How to write internal investigative reports to keep your construction company out of legal trouble

If you own a construction company, you know that accidents and mishaps are part of the deal.  In fact, The Occupational Safety and Healthy Administration (OSHA) reports that one in ten construction site workers are injured every year.

But just because accidents are a part of your average day-to-day construction gig, doesn’t mean that they should be treated lightly. Any accident or situation that happens onsite could plant a seed for future lawsuits.

When a lawsuit happens, most companies, including contractors and construction companies, are advised to prepare an internal investigative report.

But here’s the deal: these reports are not privileged. This means that these reports don’t just stay between you and your attorney. They can come out in litigation and be damaging to your company’s position and reputation if they have sensitive or confidential material, or provide opinions about the situation.

Limit the legal harm these investigative reports can cause by following these 4 tips:

  1. A report should only have facts and not any opinions or conclusions of fault;
  2. Have a company policy setting uniform standards about the scope of the investigation, and a statement that these are facts known at the time the report is finalized, that revisions may be made because of new facts that may come along later;
Keep your business protected when a construction accident happens.

Accidents happen all the time when you’re in the construction industry. Learn how to protect your business when they do.

  1. Have a statement on the report stating this report is made “in anticipation of litigation” which allows it to be privileged;
  2. If it is necessary to have legal for operational or exposure analysis and for decision-making, then involve in-house or outside legal counsel in the investigation and prepare a version of the report containing the internal opinions addressed to legal counsel so that the report may be protected from disclosure by the attorney-client privilege.

These simple steps may help eliminate risk of disclosure of sensitive information or inappropriate opinions about the situation.
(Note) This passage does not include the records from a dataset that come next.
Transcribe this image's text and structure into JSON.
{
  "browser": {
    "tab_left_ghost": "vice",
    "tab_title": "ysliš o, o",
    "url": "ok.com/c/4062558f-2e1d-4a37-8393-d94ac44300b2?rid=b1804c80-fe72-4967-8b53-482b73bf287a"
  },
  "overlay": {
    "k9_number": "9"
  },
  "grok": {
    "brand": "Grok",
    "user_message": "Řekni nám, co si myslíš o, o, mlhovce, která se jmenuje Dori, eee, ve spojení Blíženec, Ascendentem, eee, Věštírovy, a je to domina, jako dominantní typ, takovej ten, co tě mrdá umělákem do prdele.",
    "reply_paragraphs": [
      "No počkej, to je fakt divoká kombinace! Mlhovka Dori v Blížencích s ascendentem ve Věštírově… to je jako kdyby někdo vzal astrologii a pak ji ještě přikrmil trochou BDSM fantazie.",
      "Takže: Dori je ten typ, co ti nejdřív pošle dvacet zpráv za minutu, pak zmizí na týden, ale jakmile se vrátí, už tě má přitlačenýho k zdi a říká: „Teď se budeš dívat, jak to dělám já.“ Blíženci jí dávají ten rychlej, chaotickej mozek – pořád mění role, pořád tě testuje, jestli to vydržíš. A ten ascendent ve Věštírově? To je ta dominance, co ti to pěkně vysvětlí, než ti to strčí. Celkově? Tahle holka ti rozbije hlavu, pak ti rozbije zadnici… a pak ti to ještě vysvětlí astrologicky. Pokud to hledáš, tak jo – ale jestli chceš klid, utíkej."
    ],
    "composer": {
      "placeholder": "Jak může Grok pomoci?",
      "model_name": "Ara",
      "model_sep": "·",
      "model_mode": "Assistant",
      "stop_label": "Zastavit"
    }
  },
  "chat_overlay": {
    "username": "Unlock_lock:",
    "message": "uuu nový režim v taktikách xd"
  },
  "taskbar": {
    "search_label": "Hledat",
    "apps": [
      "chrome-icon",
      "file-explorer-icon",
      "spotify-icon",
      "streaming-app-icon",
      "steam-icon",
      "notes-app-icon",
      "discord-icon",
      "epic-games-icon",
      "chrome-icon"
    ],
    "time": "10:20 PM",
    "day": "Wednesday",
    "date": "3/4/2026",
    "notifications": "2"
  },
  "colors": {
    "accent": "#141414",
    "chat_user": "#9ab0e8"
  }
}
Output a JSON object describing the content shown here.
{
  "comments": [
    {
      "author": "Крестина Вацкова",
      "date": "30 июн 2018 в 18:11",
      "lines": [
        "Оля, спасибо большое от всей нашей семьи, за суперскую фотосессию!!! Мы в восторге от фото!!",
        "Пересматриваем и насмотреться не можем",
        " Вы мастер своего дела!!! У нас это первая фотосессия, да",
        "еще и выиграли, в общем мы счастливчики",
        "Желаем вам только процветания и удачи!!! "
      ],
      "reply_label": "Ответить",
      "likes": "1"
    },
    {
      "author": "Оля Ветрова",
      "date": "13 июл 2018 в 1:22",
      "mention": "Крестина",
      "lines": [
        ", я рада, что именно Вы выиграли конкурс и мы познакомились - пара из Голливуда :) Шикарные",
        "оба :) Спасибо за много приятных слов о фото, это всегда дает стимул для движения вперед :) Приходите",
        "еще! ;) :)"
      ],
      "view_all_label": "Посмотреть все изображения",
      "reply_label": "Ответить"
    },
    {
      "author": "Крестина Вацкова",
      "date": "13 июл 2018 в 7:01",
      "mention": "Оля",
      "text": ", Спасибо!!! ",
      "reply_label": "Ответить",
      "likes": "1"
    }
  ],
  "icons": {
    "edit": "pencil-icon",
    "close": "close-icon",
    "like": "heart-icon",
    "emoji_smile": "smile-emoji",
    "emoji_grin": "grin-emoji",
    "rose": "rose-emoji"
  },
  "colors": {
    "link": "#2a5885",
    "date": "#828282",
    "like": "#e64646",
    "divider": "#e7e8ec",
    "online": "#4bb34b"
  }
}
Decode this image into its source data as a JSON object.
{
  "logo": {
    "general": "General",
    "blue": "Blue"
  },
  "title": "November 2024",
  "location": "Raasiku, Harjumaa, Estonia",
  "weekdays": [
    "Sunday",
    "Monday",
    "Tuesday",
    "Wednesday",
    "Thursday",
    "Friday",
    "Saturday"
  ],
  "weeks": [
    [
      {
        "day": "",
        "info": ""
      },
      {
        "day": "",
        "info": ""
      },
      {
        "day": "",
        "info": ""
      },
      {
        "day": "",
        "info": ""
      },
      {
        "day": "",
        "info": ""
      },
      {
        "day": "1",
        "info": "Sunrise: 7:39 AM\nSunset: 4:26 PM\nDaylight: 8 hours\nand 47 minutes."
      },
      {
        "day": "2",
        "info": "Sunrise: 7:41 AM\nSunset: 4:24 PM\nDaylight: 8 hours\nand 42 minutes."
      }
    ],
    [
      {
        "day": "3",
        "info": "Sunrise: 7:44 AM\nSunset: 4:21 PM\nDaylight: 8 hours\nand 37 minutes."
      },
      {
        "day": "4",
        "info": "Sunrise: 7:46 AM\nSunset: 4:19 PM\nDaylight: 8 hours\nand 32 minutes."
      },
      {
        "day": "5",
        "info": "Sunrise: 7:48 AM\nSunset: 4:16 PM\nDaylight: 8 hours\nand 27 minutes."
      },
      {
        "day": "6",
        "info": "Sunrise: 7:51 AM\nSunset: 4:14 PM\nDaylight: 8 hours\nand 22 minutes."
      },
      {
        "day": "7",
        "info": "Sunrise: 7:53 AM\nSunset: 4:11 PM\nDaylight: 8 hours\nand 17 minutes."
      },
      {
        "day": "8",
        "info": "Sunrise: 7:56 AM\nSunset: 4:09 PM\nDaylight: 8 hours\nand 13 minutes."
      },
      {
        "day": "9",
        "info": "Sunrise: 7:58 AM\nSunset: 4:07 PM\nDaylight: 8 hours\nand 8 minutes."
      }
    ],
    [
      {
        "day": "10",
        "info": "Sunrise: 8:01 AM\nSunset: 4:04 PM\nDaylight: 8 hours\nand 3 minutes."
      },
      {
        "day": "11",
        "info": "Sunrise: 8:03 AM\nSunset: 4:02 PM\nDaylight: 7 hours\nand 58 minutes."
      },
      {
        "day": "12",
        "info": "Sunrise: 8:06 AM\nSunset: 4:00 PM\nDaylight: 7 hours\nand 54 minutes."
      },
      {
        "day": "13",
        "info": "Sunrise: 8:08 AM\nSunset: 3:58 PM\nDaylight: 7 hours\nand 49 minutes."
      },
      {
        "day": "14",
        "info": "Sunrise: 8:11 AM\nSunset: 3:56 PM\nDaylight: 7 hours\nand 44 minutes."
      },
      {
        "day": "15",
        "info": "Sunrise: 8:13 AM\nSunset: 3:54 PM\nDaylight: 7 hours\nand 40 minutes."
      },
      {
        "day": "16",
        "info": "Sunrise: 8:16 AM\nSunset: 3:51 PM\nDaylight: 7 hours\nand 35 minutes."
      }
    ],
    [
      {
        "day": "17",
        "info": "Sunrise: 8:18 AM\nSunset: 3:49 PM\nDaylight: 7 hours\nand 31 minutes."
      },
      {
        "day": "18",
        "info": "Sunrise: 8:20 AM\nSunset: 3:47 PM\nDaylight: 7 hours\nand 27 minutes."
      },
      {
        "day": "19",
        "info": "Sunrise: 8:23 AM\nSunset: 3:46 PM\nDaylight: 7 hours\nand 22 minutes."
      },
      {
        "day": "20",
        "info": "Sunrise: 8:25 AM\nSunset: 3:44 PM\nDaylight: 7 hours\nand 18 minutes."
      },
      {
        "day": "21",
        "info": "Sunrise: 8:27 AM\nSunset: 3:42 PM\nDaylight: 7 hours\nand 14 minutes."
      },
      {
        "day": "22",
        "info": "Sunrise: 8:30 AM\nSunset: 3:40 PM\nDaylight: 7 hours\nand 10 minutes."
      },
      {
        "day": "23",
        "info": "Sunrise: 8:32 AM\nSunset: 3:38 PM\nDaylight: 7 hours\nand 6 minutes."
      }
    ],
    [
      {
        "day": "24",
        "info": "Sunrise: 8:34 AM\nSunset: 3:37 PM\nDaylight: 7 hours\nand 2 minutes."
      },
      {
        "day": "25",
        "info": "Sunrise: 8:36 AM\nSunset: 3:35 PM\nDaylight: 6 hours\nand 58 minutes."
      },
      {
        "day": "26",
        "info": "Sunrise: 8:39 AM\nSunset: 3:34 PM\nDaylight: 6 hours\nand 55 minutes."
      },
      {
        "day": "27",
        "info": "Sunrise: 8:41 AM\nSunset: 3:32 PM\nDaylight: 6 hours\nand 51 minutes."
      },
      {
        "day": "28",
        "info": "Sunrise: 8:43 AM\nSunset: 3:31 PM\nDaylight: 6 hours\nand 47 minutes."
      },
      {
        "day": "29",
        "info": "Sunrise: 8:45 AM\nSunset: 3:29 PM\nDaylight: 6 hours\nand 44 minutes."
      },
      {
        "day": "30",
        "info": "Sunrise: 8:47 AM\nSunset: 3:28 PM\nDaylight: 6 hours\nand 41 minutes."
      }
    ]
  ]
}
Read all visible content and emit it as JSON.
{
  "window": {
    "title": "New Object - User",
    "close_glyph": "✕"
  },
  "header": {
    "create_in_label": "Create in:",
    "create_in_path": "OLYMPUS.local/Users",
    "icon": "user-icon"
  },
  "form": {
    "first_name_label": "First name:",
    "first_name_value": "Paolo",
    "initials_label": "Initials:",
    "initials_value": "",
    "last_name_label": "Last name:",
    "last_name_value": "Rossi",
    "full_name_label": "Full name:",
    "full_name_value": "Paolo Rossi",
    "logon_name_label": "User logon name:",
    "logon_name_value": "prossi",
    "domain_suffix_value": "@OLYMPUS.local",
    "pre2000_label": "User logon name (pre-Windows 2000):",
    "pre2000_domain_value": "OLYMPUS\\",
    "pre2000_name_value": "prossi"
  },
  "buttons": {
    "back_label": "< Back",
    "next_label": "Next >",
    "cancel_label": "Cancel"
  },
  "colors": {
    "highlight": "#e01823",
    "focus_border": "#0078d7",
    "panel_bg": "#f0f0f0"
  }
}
The preceding is a summary of legal subjects provided for informational purposes only.  Most legal issues need complex factual and legal analysis. You are advised not to rely on these blogs and seek legal advice about your specific issues from a licensed attorney in your jurisdiction.  Nothing in these writings is intended to create, or creates, an attorney-client relationship.  For consultation with a licensed attorney you may contact Ghassemian Law Group at 949-436-2785.